Upper-Division Writing Proficiency Assessment (WPA). All students (including transfer students) who have completed the composition course requirement, the writing course requirement (unless exempted), and at least 45 semester credits must take the WPA. Students must pass the WPA in order to graduate. The Assessment is designed to ensure that the student is prepared for the writing required in upper-division major courses. Students are advised to satisfy the writing proficiency assessment prior to completing the upper-division writing requirement in their major.

Students should note the following:

  • Students must take the assessment after 45 but no later than 70 credits.
  • Transfer students may take the assessment concurrently with either their writing course or the writing requirement(s) in their major.

The WPA consists of a two-hour proctored examination written in response to a text released two weeks prior to the examination date. The assessment is offered six times annually. Information on the assessment and copies of the text are available at:
http://umt.edu/writingcenter/upperdivisionwritingproficiencyexam.htm

Upper-Division Writing Requirement. All students must meet the approved upper-division writing requirements specified in their majors.  Students should seek specific information about the upper-division writing requirements in their major in the section of the catalog where information about their chosen major is given. 

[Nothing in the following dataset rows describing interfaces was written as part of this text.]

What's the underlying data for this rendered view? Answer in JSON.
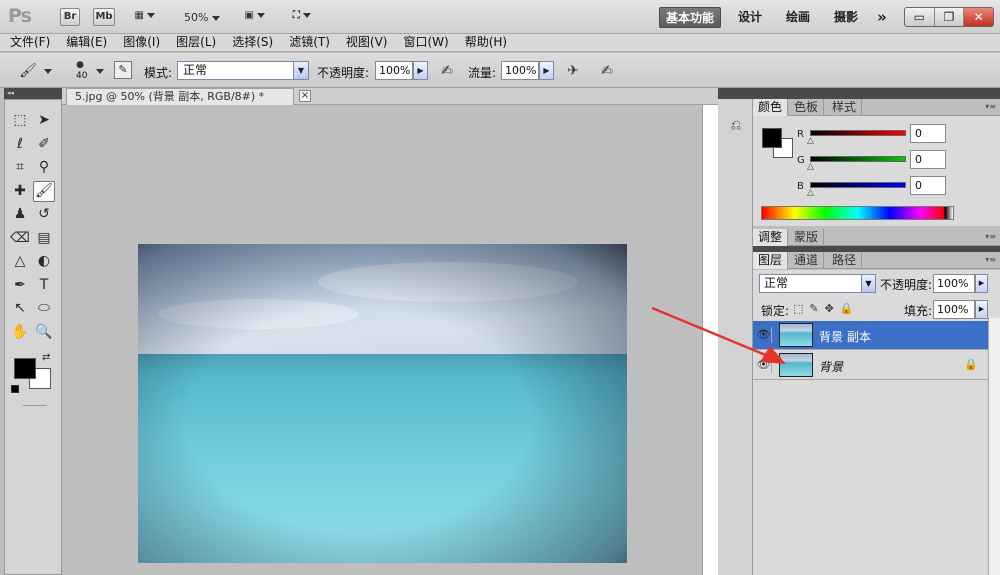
{
  "app": {
    "logo": "Ps",
    "bridge_label": "Br",
    "minibridge_label": "Mb",
    "zoom": "50%",
    "workspaces": [
      "基本功能",
      "设计",
      "绘画",
      "摄影"
    ],
    "more": "»",
    "window_controls": [
      "▭",
      "❐",
      "✕"
    ]
  },
  "menu": [
    "文件(F)",
    "编辑(E)",
    "图像(I)",
    "图层(L)",
    "选择(S)",
    "滤镜(T)",
    "视图(V)",
    "窗口(W)",
    "帮助(H)"
  ],
  "options": {
    "brush_size": "40",
    "mode_label": "模式:",
    "mode_value": "正常",
    "opacity_label": "不透明度:",
    "opacity_value": "100%",
    "flow_label": "流量:",
    "flow_value": "100%"
  },
  "document": {
    "tab_title": "5.jpg @ 50% (背景 副本, RGB/8#) *",
    "close": "×"
  },
  "color_panel": {
    "tabs": [
      "颜色",
      "色板",
      "样式"
    ],
    "channels": [
      {
        "label": "R",
        "value": "0",
        "color": "#ff0000"
      },
      {
        "label": "G",
        "value": "0",
        "color": "#00cc00"
      },
      {
        "label": "B",
        "value": "0",
        "color": "#0000ff"
      }
    ]
  },
  "adjust_panel": {
    "tabs": [
      "调整",
      "蒙版"
    ]
  },
  "layers_panel": {
    "tabs": [
      "图层",
      "通道",
      "路径"
    ],
    "blend_mode": "正常",
    "opacity_label": "不透明度:",
    "opacity_value": "100%",
    "lock_label": "锁定:",
    "fill_label": "填充:",
    "fill_value": "100%",
    "layers": [
      {
        "name": "背景 副本",
        "selected": true,
        "locked": false
      },
      {
        "name": "背景",
        "selected": false,
        "locked": true
      }
    ]
  },
  "colors": {
    "selection_blue": "#3c6fc6",
    "annotation_arrow": "#e8322c"
  }
}
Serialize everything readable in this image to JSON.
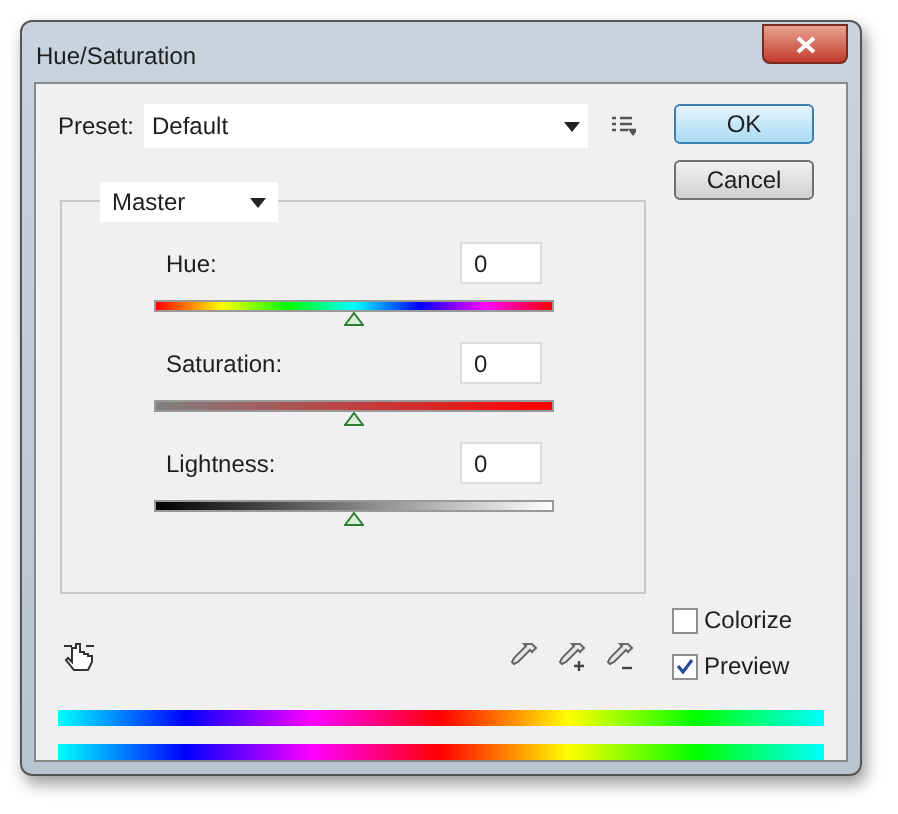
{
  "window": {
    "title": "Hue/Saturation"
  },
  "preset": {
    "label": "Preset:",
    "value": "Default"
  },
  "buttons": [
    {
      "label": "OK",
      "default": true
    },
    {
      "label": "Cancel",
      "default": false
    }
  ],
  "channel": {
    "value": "Master"
  },
  "sliders": [
    {
      "kind": "hue",
      "label": "Hue:",
      "value": "0",
      "level": 0.5
    },
    {
      "kind": "saturation",
      "label": "Saturation:",
      "value": "0",
      "level": 0.5
    },
    {
      "kind": "lightness",
      "label": "Lightness:",
      "value": "0",
      "level": 0.5
    }
  ],
  "options": [
    {
      "label": "Colorize",
      "checked": false
    },
    {
      "label": "Preview",
      "checked": true
    }
  ]
}
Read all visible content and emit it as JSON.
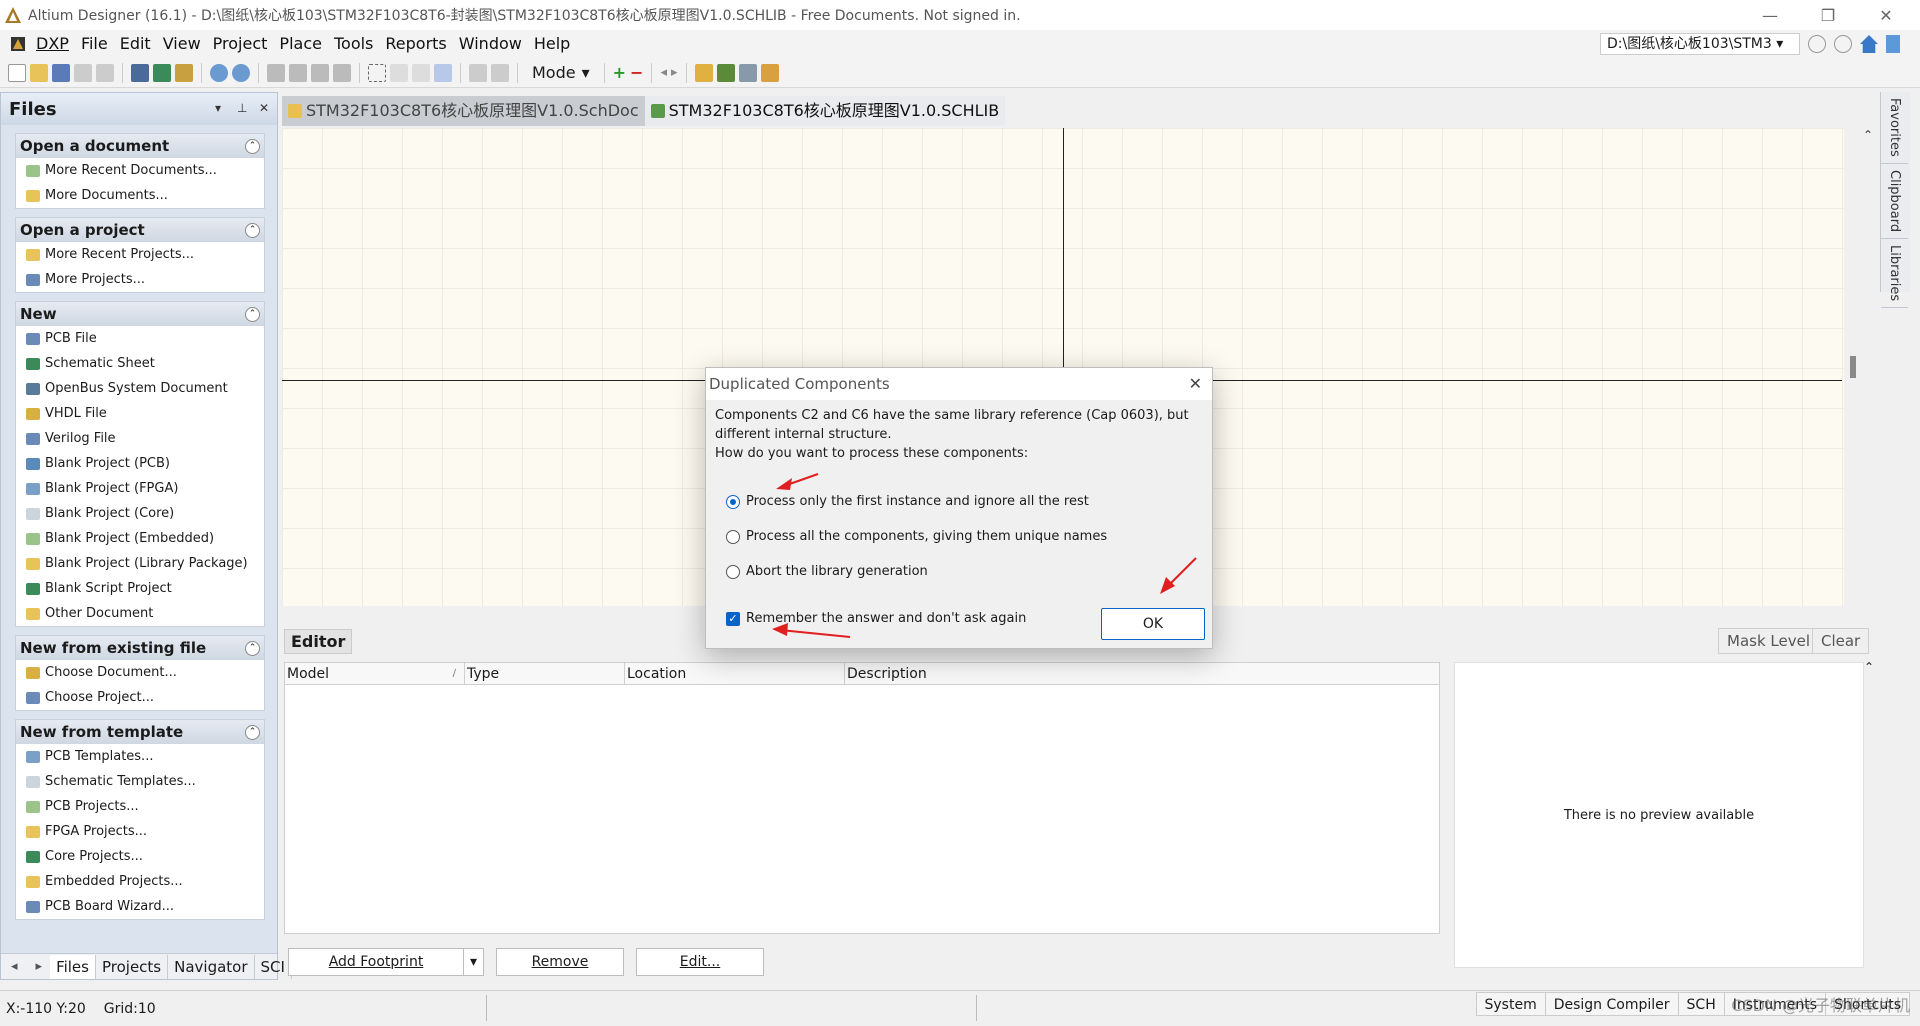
{
  "window": {
    "title": "Altium Designer (16.1) - D:\\图纸\\核心板103\\STM32F103C8T6-封装图\\STM32F103C8T6核心板原理图V1.0.SCHLIB - Free Documents. Not signed in.",
    "minimize": "—",
    "restore": "❐",
    "close": "✕"
  },
  "menu": {
    "items": [
      {
        "label": "DXP"
      },
      {
        "label": "File"
      },
      {
        "label": "Edit"
      },
      {
        "label": "View"
      },
      {
        "label": "Project"
      },
      {
        "label": "Place"
      },
      {
        "label": "Tools"
      },
      {
        "label": "Reports"
      },
      {
        "label": "Window"
      },
      {
        "label": "Help"
      }
    ],
    "path": "D:\\图纸\\核心板103\\STM3"
  },
  "toolbar": {
    "mode_label": "Mode"
  },
  "files_panel": {
    "title": "Files",
    "groups": [
      {
        "title": "Open a document",
        "items": [
          "More Recent Documents...",
          "More Documents..."
        ]
      },
      {
        "title": "Open a project",
        "items": [
          "More Recent Projects...",
          "More Projects..."
        ]
      },
      {
        "title": "New",
        "items": [
          "PCB File",
          "Schematic Sheet",
          "OpenBus System Document",
          "VHDL File",
          "Verilog File",
          "Blank Project (PCB)",
          "Blank Project (FPGA)",
          "Blank Project (Core)",
          "Blank Project (Embedded)",
          "Blank Project (Library Package)",
          "Blank Script Project",
          "Other Document"
        ]
      },
      {
        "title": "New from existing file",
        "items": [
          "Choose Document...",
          "Choose Project..."
        ]
      },
      {
        "title": "New from template",
        "items": [
          "PCB Templates...",
          "Schematic Templates...",
          "PCB Projects...",
          "FPGA Projects...",
          "Core Projects...",
          "Embedded Projects...",
          "PCB Board Wizard..."
        ]
      }
    ],
    "tabs": [
      "Files",
      "Projects",
      "Navigator",
      "SCI"
    ]
  },
  "doc_tabs": [
    {
      "label": "STM32F103C8T6核心板原理图V1.0.SchDoc"
    },
    {
      "label": "STM32F103C8T6核心板原理图V1.0.SCHLIB"
    }
  ],
  "right_panel_tabs": [
    "Favorites",
    "Clipboard",
    "Libraries"
  ],
  "editor": {
    "label": "Editor",
    "mask_level": "Mask Level",
    "clear": "Clear",
    "columns": [
      "Model",
      "Type",
      "Location",
      "Description"
    ],
    "sort_mark": "/",
    "preview_text": "There is no preview available",
    "add_footprint": "Add Footprint",
    "remove": "Remove",
    "edit": "Edit..."
  },
  "status": {
    "coords": "X:-110 Y:20",
    "grid": "Grid:10",
    "tabs": [
      "System",
      "Design Compiler",
      "SCH",
      "Instruments",
      "Shortcuts"
    ],
    "watermark": "CSDN @光子物联单片机"
  },
  "dialog": {
    "title": "Duplicated Components",
    "message_line1": "Components C2 and C6 have the same library reference (Cap 0603), but",
    "message_line2": "different internal structure.",
    "message_line3": "How do you want to process these components:",
    "options": [
      {
        "label": "Process only the first instance and ignore all the rest",
        "checked": true
      },
      {
        "label": "Process all the components, giving them unique names",
        "checked": false
      },
      {
        "label": "Abort the library generation",
        "checked": false
      }
    ],
    "remember_label": "Remember the answer and don't ask again",
    "remember_checked": true,
    "ok_label": "OK"
  },
  "colors": {
    "accent": "#0a64c8",
    "annotation_arrow": "#e02020",
    "canvas_bg": "#fdfaf1"
  }
}
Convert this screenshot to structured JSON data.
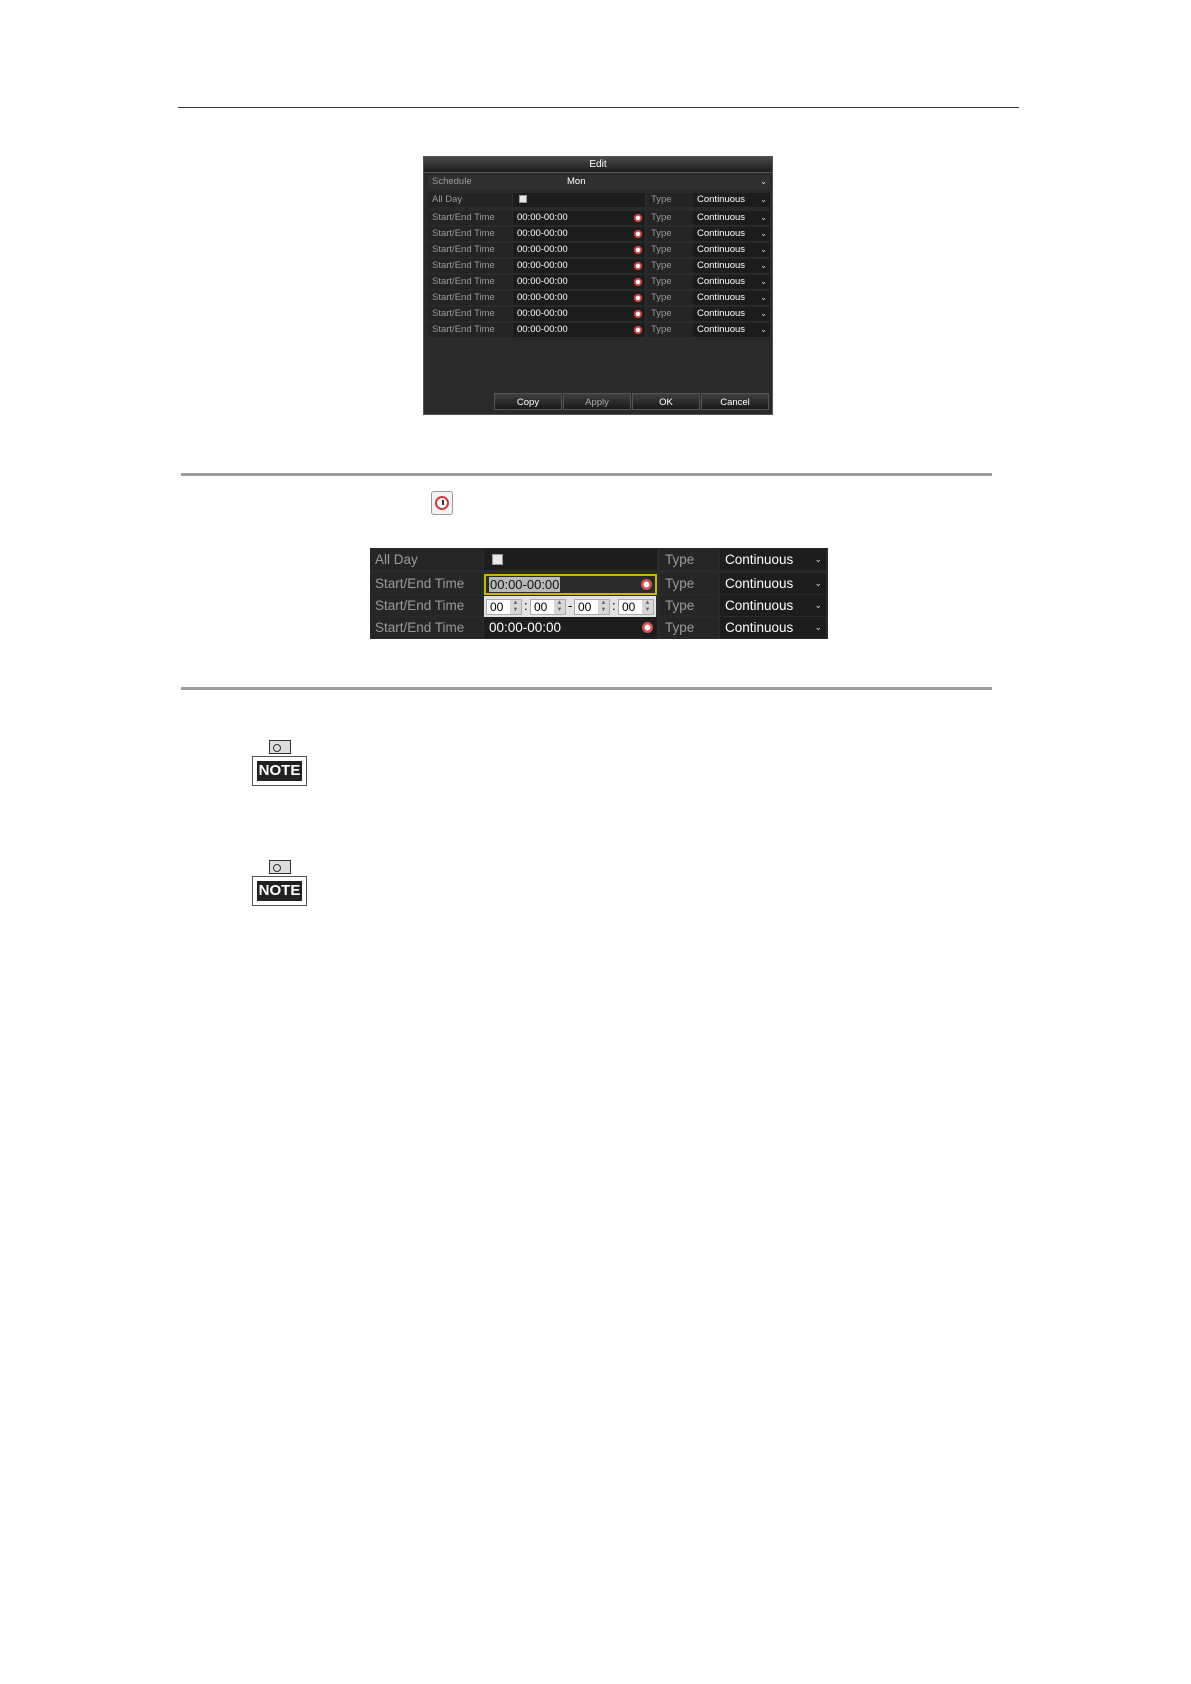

Students cannot use the same W course to meet both the approved writing course requirement and the upper-division writing requirement.

The following courses are designated as approved writing courses for 2009-2010. Students are cautioned that approved courses may change from year to year. To be used for General Education, a course must be listed as approved in the catalog and in the Class Schedule for the semester a student registers for it.

..........list of writing courses


Faculty Senate

The University of Montana

Missoula, MT 59812